Illustration by Andy Potts

Sure, everyone enjoys tagging their friends in pictures. But do you know what FACIAL-RECOGNITION SOFTWARE really means — or where it can lead?

When investigators on an episode of CSI: Crime Scene Investigation fed a photograph of a missing man into a computer, the system identified him in less time than it would take most of us to stammer “And what was your name again?” to a vaguely familiar-looking person who greeted us at a party like a long-lost friend. Of course, that’s TV. In the real world, facial-recognition technology still can’t really match a random picture against a world of individual countenances. But it will before long, and not just for criminal investigations. Retailers, financial institutions and other businesses are already installing systems that automatically identify people to some extent using just their faces. In some cases, this is to provide better individualized customer service. In others, it’s to provide more effective, targeted advertising.

“It’s here, and it’s happening faster than we might believe,” says Alessandro Acquisti, a Heinz College at Carnegie Mellon University associate professor who researches privacy implications of facial recognition. To find out what could be done with off-the-shelf facial-­recognition software and cloud-based computing power of the sort anyone can get, Acquisti and a team took photos of strangers from an online dating site that used pseudonyms to protect identities. They were able to match one out of 10 to photos from searchable Facebook profiles. A similar test using offline photos taken of students with a webcam identified one out of three faces.
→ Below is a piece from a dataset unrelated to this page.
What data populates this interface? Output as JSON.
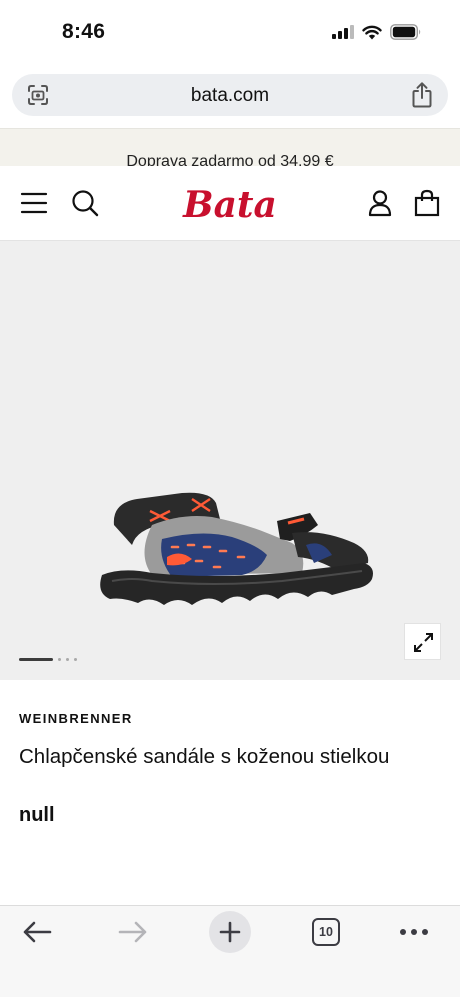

Facial recognition works by analyzing a digital photo of a face and converting it into data points — distance between the eyes, skin color and the like. An algorithm compares these points against a database of existing scans to identify the person. Identification isn’t as ­accurate as DNA or fingerprints — people tend to look alike — but it’s much easier to snap photos than fingerprint someone or obtain DNA samples. And almost all of us already have digital photos on file at driver’s license bureaus, if not dating sites.

Before you start wearing a hoodie, cap and shades like a high-stakes poker player, consider that Acquisti’s experiment wasn’t quite real-world. The webcam photos were all of students at one university. That geographical restriction simplified the problem dramatically. “If we had tried to do it nationwide, we would have had to deal with databases of hundreds of millions, if not billions, of images,” Acquisti says. And that’s not feasible for existing technology.